## Task details:
Below are lines of data; count those containing the word "this" and write nothing but the number.

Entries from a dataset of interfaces
◆ ◆ ◆ ◆

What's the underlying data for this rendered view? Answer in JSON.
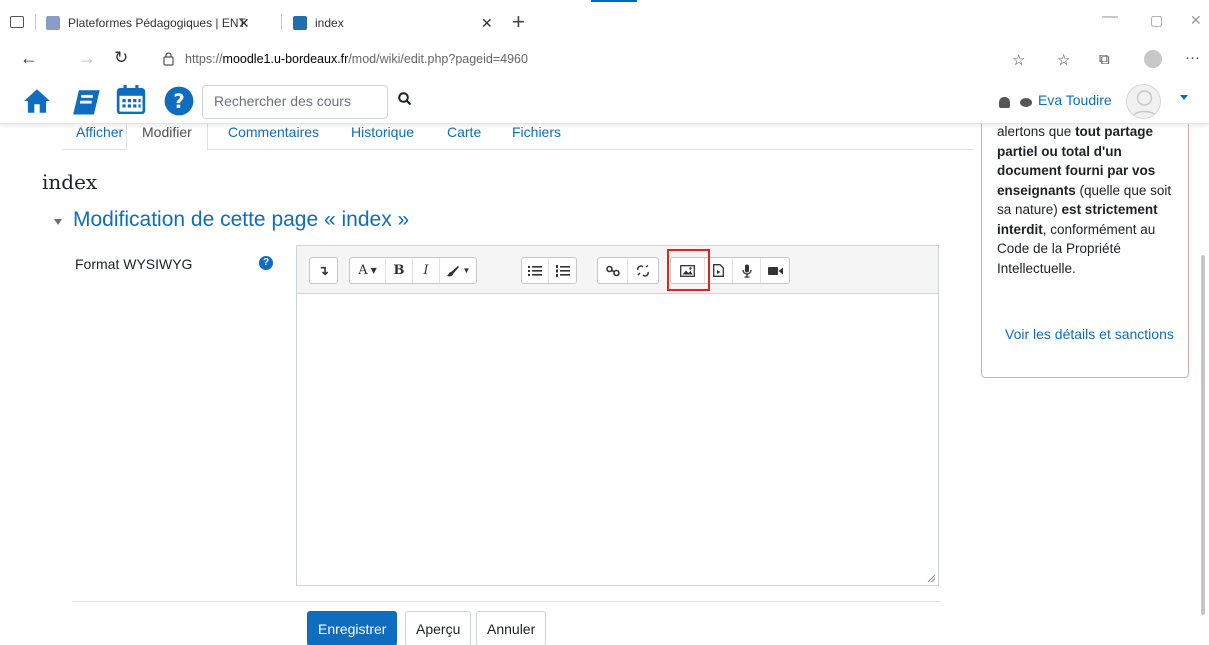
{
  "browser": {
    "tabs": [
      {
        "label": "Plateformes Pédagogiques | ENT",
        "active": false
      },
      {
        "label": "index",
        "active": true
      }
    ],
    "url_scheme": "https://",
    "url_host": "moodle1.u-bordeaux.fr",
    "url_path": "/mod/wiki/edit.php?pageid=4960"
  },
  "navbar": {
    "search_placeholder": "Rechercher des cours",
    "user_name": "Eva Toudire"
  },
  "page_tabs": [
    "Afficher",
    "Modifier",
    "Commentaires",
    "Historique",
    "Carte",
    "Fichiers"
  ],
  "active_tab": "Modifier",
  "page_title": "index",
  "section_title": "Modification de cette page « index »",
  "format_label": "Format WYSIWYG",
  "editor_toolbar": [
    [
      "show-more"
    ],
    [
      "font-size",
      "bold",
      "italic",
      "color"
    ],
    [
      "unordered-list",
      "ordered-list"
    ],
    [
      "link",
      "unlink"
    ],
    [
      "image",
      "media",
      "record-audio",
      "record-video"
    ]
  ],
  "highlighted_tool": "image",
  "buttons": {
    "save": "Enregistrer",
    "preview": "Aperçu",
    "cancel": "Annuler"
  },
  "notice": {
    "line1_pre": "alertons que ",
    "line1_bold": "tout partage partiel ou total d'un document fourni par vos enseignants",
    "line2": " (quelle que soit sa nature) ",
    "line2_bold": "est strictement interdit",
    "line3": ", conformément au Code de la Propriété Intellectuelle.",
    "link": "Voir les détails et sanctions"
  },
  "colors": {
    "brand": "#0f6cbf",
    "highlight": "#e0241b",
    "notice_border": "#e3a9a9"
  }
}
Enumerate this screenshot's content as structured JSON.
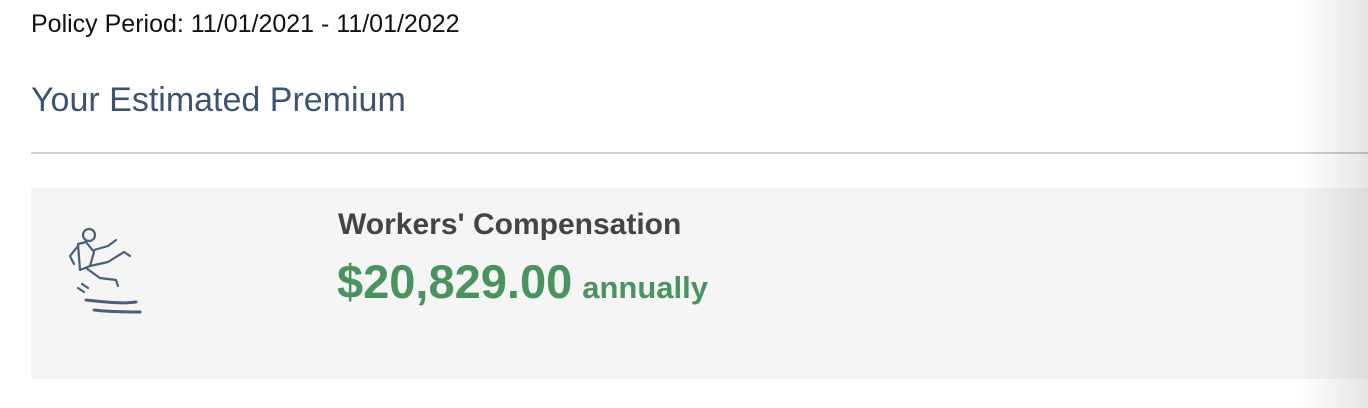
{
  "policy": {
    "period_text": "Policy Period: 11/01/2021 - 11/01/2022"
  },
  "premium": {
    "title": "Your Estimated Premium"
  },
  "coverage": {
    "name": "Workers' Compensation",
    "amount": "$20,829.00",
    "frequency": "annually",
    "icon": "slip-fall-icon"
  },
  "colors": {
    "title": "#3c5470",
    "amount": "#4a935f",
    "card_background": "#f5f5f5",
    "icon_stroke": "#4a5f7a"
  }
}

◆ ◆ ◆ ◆

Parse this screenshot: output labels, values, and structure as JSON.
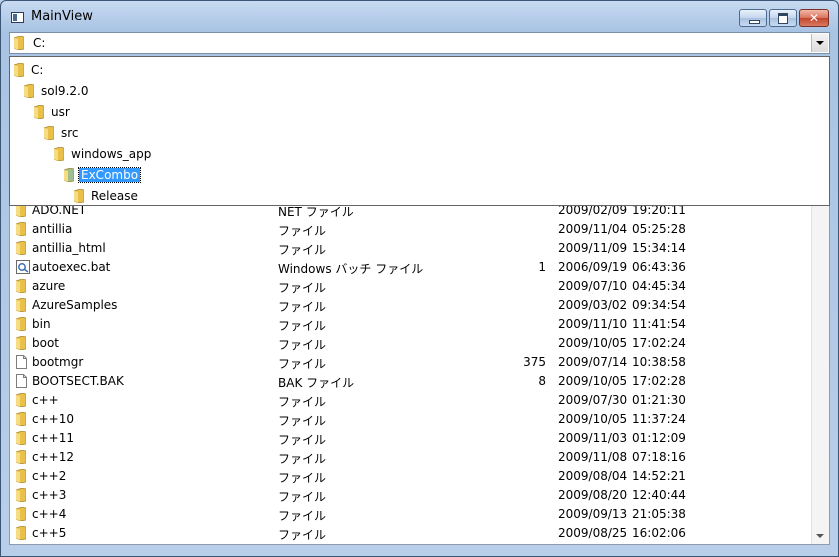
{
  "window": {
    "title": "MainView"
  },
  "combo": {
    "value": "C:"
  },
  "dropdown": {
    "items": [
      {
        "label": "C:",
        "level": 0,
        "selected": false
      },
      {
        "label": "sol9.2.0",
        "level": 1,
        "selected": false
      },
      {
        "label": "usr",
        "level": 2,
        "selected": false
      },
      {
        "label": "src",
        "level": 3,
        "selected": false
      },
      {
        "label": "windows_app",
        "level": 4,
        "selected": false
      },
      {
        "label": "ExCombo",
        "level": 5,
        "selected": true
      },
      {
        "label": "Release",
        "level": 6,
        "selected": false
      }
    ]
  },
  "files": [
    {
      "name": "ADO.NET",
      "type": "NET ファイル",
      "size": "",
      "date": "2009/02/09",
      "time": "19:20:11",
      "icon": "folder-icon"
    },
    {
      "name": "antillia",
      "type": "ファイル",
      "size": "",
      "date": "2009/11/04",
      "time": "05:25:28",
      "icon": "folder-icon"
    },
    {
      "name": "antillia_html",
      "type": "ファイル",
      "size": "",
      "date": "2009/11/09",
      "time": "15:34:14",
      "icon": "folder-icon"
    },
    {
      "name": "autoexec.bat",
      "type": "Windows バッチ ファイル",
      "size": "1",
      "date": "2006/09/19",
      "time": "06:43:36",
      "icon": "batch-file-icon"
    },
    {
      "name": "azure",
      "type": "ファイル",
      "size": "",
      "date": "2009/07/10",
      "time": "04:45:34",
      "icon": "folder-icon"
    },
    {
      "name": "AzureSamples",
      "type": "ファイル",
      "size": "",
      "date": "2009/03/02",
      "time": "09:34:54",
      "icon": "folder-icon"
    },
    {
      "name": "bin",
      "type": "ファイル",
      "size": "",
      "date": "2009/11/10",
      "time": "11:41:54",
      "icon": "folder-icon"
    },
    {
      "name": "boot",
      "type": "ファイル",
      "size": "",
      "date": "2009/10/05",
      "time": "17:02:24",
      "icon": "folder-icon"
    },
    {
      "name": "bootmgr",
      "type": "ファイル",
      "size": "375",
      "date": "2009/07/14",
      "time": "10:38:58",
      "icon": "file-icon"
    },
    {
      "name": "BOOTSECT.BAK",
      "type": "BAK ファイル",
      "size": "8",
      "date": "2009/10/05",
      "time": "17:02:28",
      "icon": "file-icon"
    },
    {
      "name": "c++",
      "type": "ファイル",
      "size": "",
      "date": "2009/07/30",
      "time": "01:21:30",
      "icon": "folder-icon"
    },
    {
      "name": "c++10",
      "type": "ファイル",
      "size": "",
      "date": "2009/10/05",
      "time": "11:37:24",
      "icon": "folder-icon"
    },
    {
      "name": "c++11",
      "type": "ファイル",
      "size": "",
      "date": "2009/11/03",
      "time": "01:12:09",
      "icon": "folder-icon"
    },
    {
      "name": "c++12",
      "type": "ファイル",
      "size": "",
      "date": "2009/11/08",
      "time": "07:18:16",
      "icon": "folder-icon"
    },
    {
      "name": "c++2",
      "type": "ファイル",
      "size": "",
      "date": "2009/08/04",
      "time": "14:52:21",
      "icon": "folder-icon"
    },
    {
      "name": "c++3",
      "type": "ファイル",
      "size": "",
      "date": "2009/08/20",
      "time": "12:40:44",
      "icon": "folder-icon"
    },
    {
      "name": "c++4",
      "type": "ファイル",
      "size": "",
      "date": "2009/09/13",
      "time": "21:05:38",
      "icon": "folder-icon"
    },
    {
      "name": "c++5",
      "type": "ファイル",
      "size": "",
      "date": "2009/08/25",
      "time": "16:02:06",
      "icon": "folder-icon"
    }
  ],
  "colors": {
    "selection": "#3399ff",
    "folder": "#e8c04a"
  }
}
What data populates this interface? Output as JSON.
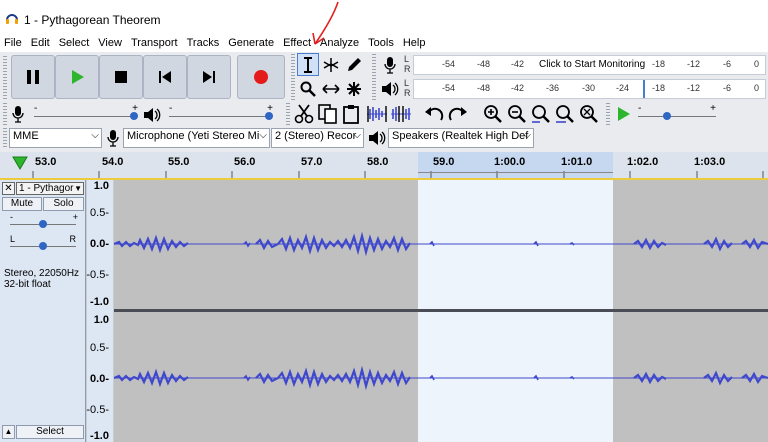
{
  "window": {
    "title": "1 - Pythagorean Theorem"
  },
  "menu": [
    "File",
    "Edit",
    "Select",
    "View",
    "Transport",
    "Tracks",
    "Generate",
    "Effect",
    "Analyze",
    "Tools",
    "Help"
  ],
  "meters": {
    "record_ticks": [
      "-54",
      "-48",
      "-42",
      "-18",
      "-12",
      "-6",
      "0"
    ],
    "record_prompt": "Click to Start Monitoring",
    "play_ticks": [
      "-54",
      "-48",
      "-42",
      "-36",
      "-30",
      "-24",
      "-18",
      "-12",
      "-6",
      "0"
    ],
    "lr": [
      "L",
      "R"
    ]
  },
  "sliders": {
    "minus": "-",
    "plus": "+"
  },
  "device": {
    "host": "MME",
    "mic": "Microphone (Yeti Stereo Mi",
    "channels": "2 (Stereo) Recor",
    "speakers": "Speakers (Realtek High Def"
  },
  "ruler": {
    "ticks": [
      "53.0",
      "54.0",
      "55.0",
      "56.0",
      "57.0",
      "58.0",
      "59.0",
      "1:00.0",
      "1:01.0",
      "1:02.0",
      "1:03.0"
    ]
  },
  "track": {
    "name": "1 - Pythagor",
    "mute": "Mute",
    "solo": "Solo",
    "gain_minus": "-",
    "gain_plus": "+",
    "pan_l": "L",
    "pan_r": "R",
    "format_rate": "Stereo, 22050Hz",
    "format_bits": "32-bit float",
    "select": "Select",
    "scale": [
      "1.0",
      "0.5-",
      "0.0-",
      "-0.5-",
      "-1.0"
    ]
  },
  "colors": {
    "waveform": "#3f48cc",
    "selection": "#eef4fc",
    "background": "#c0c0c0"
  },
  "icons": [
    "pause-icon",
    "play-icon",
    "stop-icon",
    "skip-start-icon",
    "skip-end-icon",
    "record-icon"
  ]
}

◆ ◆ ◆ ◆

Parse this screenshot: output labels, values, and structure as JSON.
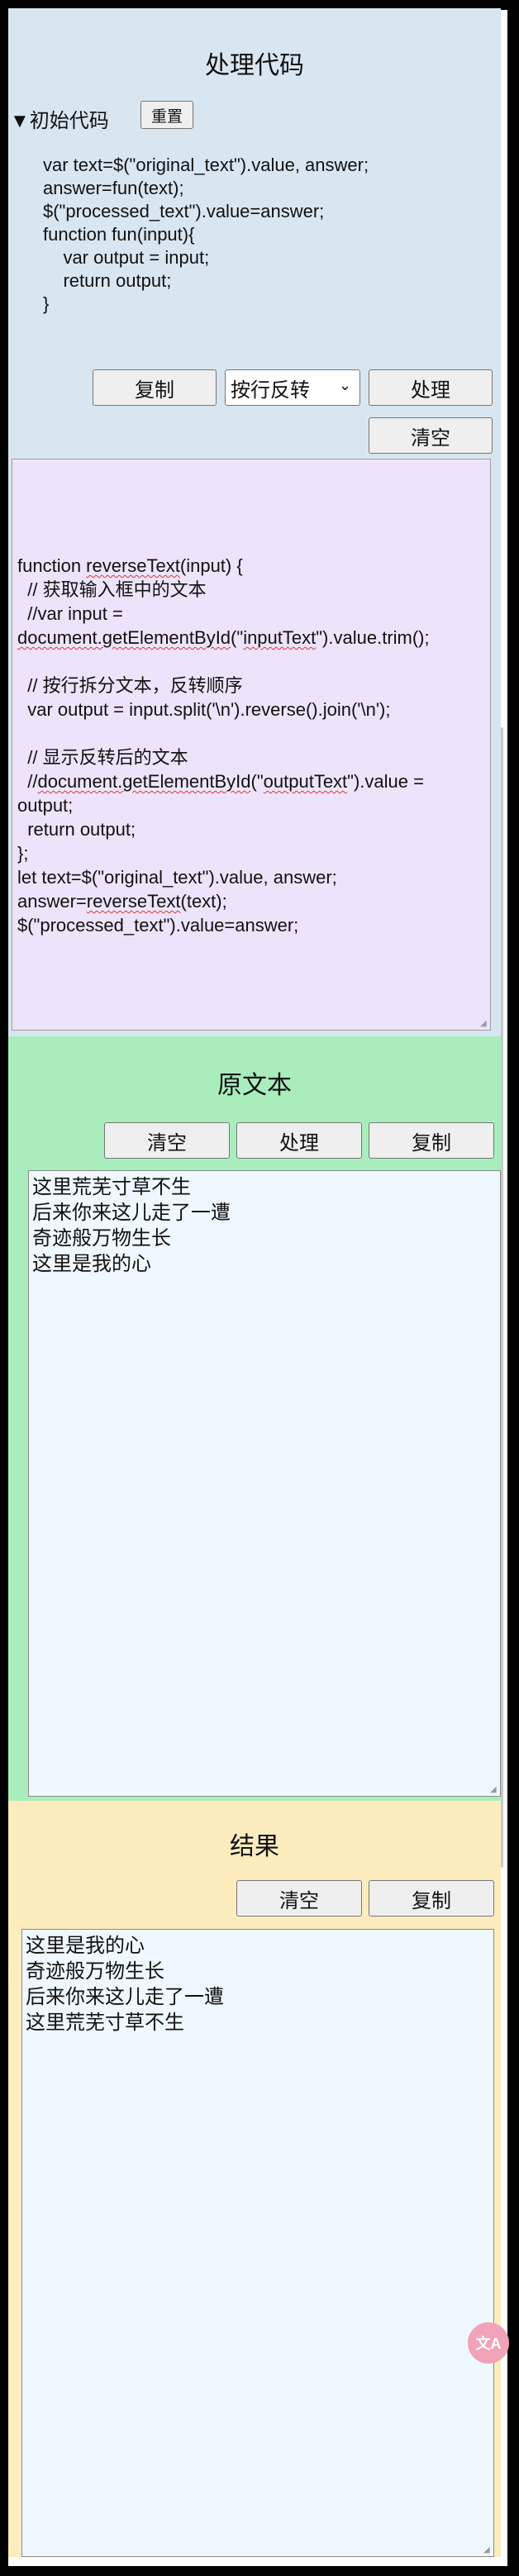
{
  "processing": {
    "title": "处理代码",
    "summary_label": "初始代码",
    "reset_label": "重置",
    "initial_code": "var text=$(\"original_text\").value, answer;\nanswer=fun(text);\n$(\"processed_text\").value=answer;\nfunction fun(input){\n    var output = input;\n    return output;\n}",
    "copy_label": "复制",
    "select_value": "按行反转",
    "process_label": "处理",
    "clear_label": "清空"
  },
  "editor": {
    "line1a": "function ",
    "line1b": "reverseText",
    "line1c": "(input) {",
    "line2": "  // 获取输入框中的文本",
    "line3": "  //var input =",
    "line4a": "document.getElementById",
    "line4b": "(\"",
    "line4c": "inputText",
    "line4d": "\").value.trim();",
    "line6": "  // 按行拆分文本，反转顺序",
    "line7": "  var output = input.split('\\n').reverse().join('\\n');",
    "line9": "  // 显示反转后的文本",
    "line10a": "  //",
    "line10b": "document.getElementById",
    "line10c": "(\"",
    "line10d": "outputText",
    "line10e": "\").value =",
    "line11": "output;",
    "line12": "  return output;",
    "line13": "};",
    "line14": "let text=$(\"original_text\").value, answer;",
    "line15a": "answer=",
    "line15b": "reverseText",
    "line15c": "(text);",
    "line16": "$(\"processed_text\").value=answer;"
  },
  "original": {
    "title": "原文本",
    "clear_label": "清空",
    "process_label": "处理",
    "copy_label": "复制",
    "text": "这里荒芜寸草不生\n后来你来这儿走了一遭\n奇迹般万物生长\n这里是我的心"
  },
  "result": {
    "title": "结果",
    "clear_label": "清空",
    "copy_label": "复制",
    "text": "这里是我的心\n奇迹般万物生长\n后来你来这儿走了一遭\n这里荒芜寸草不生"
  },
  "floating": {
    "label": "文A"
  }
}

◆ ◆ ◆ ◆

## Exercise solution:
5